Ottawa plans to begin mass vaccinating residents over 80 later this month
OTTAWA -- As more COVID-19 doses arrive in Ottawa, the head of Ottawa's vaccination task force is suggesting mass vaccinations of residents over the age of 80 will begin later this month.
The city began vaccinating police officers on Wednesday, while the first vaccine clinics for people experiencing homelessness will begin on Thursday. On Friday, the city will hold the first pop-up vaccination clinics targeting residents over the age of 80 in seven high-risk neighbourhoods.
Ottawa's general manager of emergency and protective services Anthony Di Monte told reporters Wednesday afternoon that the city needs more doses so it can reach all residents over the age of 80.
"As for next steps, community clinics are expected to open for all Ottawa residents who were born in or before 1941, or who are adult recipients of chronic home care, when there are enough vaccines available in Ottawa," said Di Monte. "We are expecting this to happen later in March, however, if there is enough vaccine supply."
The first shipment of AstraZeneca COVID-19 vaccines arrived in Canada on Wednesday. The city expects to receive 13,000 to 14,000 doses of the 500,000 AstraZeneca doses.
"We can turn the switch on to be able to vaccinate more people based on what we're receiving," said Di Monte.
Shortly after Di Monte and medical officer of health Dr. Vera Etches spoke to reporters, the National Advisory Committee on Immunization issued new guidelines for administering COVID-19 vaccines. The NACI says the second dose of COVID-19 vaccines can be given up to four months after the first.

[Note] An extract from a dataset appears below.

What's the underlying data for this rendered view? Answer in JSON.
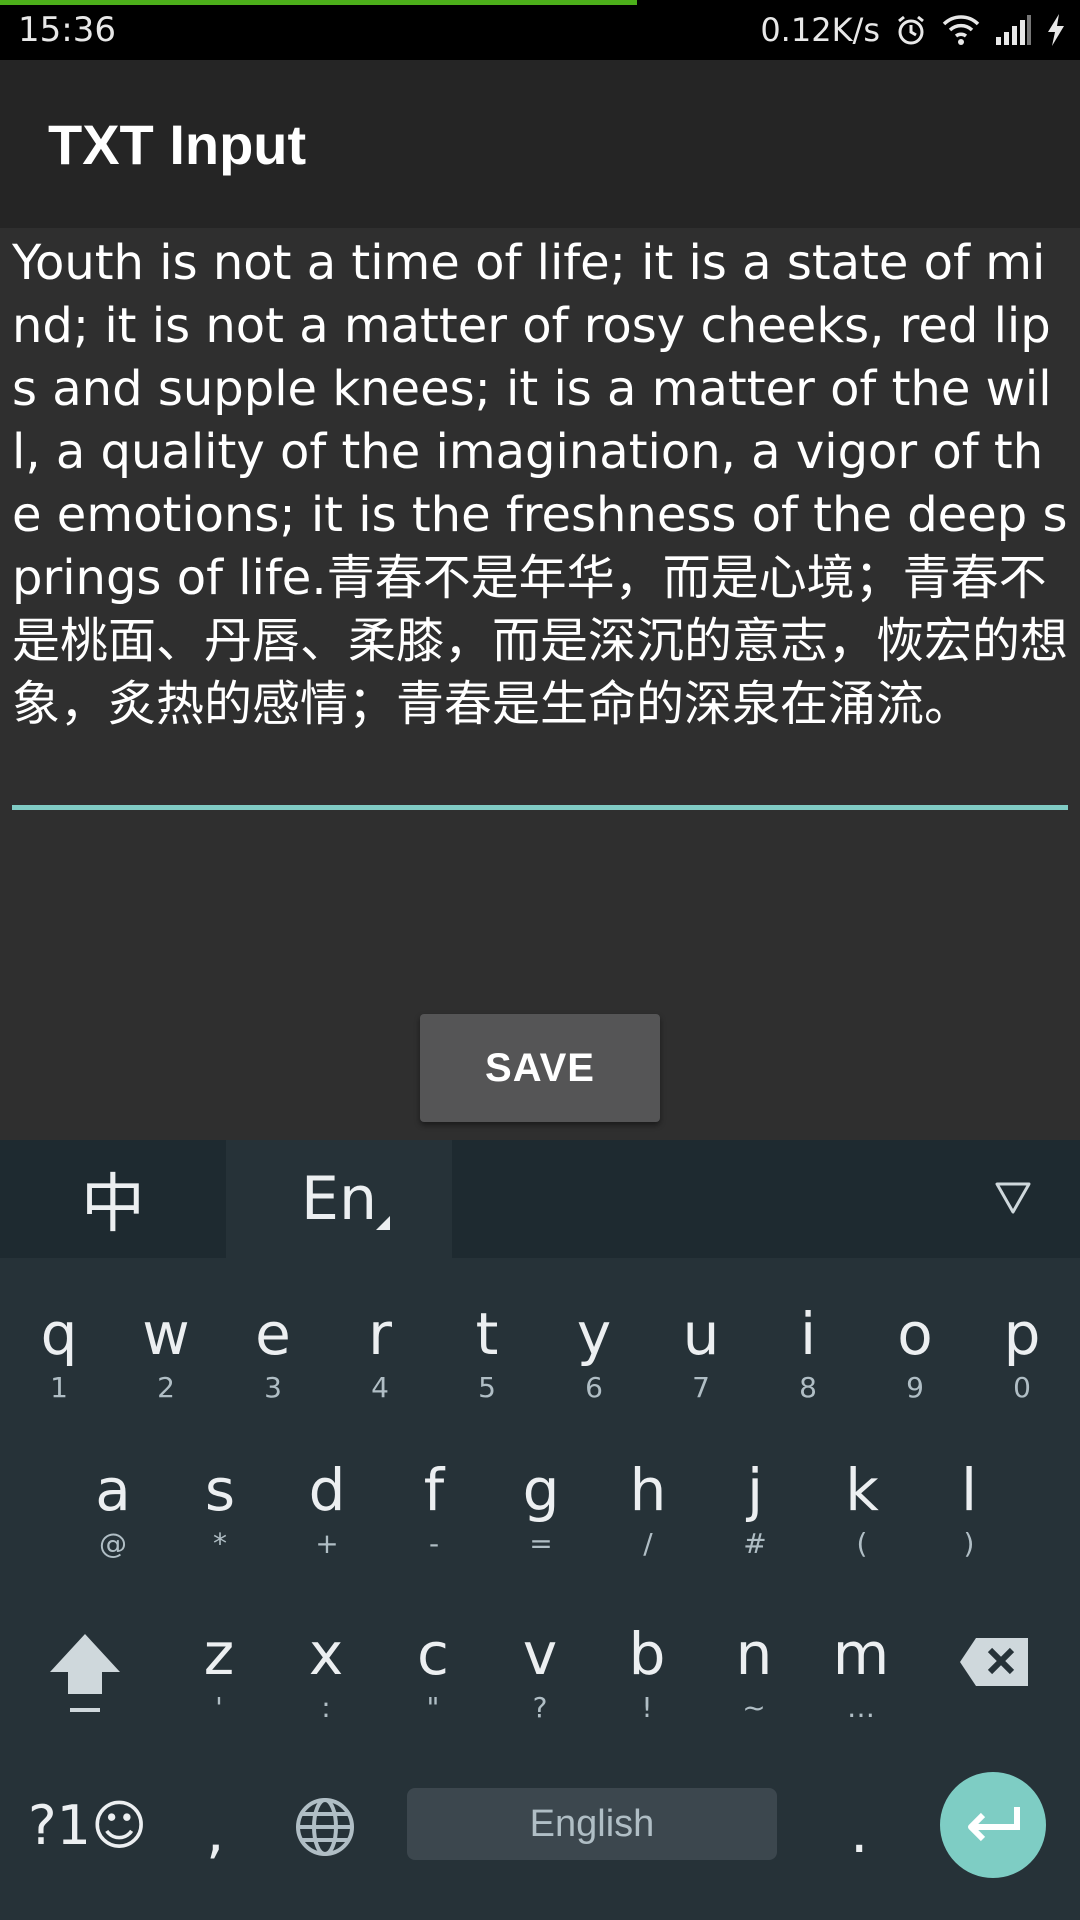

Di Monte says any plans to ramp up vaccination efforts depends on how many vaccines the city receives.
"We're not holding anything back and we're using everything we have. The fridges are bare once the week is over and we're looking forward to getting our next batch the next week."

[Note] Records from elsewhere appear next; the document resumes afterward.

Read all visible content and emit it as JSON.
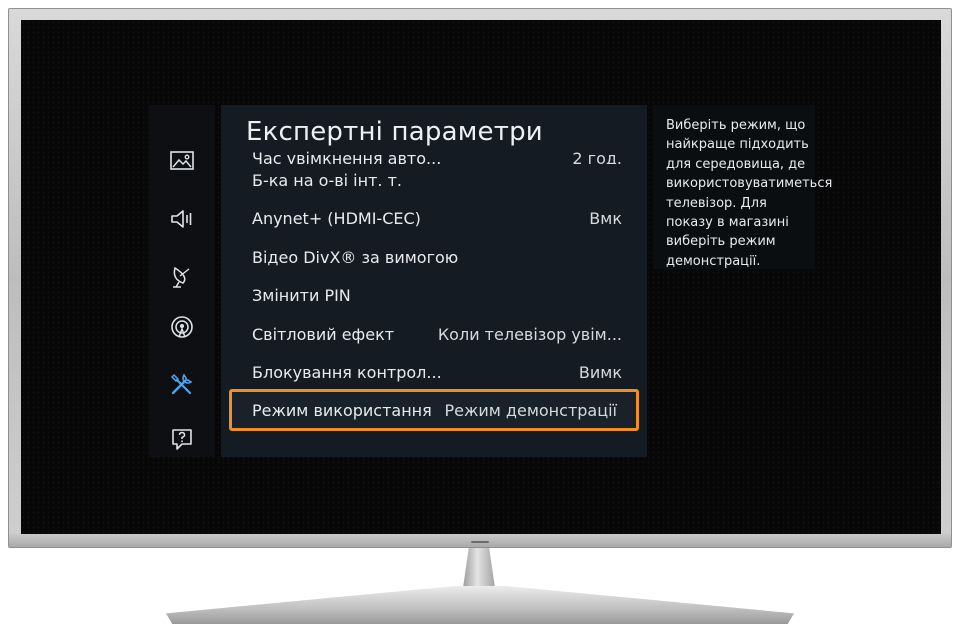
{
  "menu": {
    "title": "Експертні параметри",
    "items": [
      {
        "label": "Час увімкнення авто...",
        "value": "2 год."
      },
      {
        "label": "Б-ка на о-ві інт. т.",
        "value": ""
      },
      {
        "label": "Anynet+ (HDMI-CEC)",
        "value": "Вмк"
      },
      {
        "label": "Відео DivX® за вимогою",
        "value": ""
      },
      {
        "label": "Змінити PIN",
        "value": ""
      },
      {
        "label": "Світловий ефект",
        "value": "Коли телевізор увім..."
      },
      {
        "label": "Блокування контрол...",
        "value": "Вимк"
      },
      {
        "label": "Режим використання",
        "value": "Режим демонстрації",
        "selected": true
      }
    ]
  },
  "sidebar": {
    "icons": [
      "picture-icon",
      "sound-icon",
      "broadcast-icon",
      "network-icon",
      "tools-icon",
      "support-icon"
    ],
    "active": "tools-icon"
  },
  "description": {
    "text": "Виберіть режим, що найкраще підходить для середовища, де використовуватиметься телевізор. Для показу в магазині виберіть режим демонстрації."
  },
  "colors": {
    "highlight": "#f0901e",
    "active_icon": "#4fa3e8"
  }
}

Di Monte says 695 appointments have been booked for the first three pop-up vaccination clinics for residents over the age of 80 in high-risk neighbourhoods this week, with another 365 appointments booked at the Wabano Centre at St. Laurent.
The city has received over 2,000 phone calls about the COVID-19 vaccine.
According to the city, only residents who were born in or before 1941, or who are adult recipients of chronic home care, and who live in the following communities will be able to book appointments:
- Emerald Woods
- Heron Gate
- Sawmill Creek
Di Monte says the locations for the next pop-up clinics will be announced every Monday.
On Tuesday, the city unveiled the list of high priority neighbourhoods that would be offered COVID-19 vaccines through pop-up clinics next, once more COVID-19 vaccines are available.
- Bayshore - Belltown
- Britannia Village
- Carleton Heights - Rideauview
- Carson Grove - Carson Meadows
- Greenboro East
- Hawthorne Meadows - Sheffield Glen
- Hunt Club East - Western Community
- Hunt Club Park
- Manor Park
- Overbrook - McArthur
- Parkwood Hills - Stewart Farm
- Sandy Hill
- Vanier North
- Vanier South
- West Centretown
- Whitehaven - Queensway Terrace North
As of March 3, the city has received 61,820 doses of the Pfizer-BioNTech and Moderna vaccines. A total of 51,404 doses have been administered – first and second shots.
Di Monte says 700 paramedics have received the first dose of the vaccine, with 400 paramedics receiving both doses of the COVID-19 vaccine. Approximately 1,000 firefighters have received their first dose of the COVID-19 vaccine.
When the city begins to vaccinate all residents, seven mass vaccinate clinics will be opened in Ottawa, operating from 8 a.m. to 7 p.m., seven days a week.
The planned clinic locations are:
- Ruddy Family YMCA-YWCA, 265 Centrum Blvd.
- St. Laurent Complex, 525 Coté St.
- Horticulture Building, Lansdowne Park, 1525 Princess Patricia Way
- Canterbury Recreation Complex, 2185 Arch St.
- Ottawa City Hall, 110 Laurier Ave. W
- Nepean Sportsplex, 1701 Woodroffe Ave.
- Eva James Memorial Community Centre, 65 Stonehaven Dr.
There will also be a clinic at the Ottawa Hospital Civic Campus and a second hospital clinic at the Queensway Carleton Hospital.
Mayor Jim Watson told CTV News Ottawa on Sunday that Ottawa could open mass vaccination clinics earlier than planned if more doses arrive.
"The more supply, we will open our centres, our main geographic centres, even sooner," said Watson.
"We've got to build up that supply, but as soon as we can get confirmation on delivery and receipt, we will obviously not wait until the 15th of March. If we can do it ahead of that, all the better."
Prime Minister Justin Trudeau has consistently said the government will have enough COVID-19 vaccines to administer all Canadians by September. On Wednesday, Trudeau said it's possible the timeline could be speeded up as more vaccines are approved.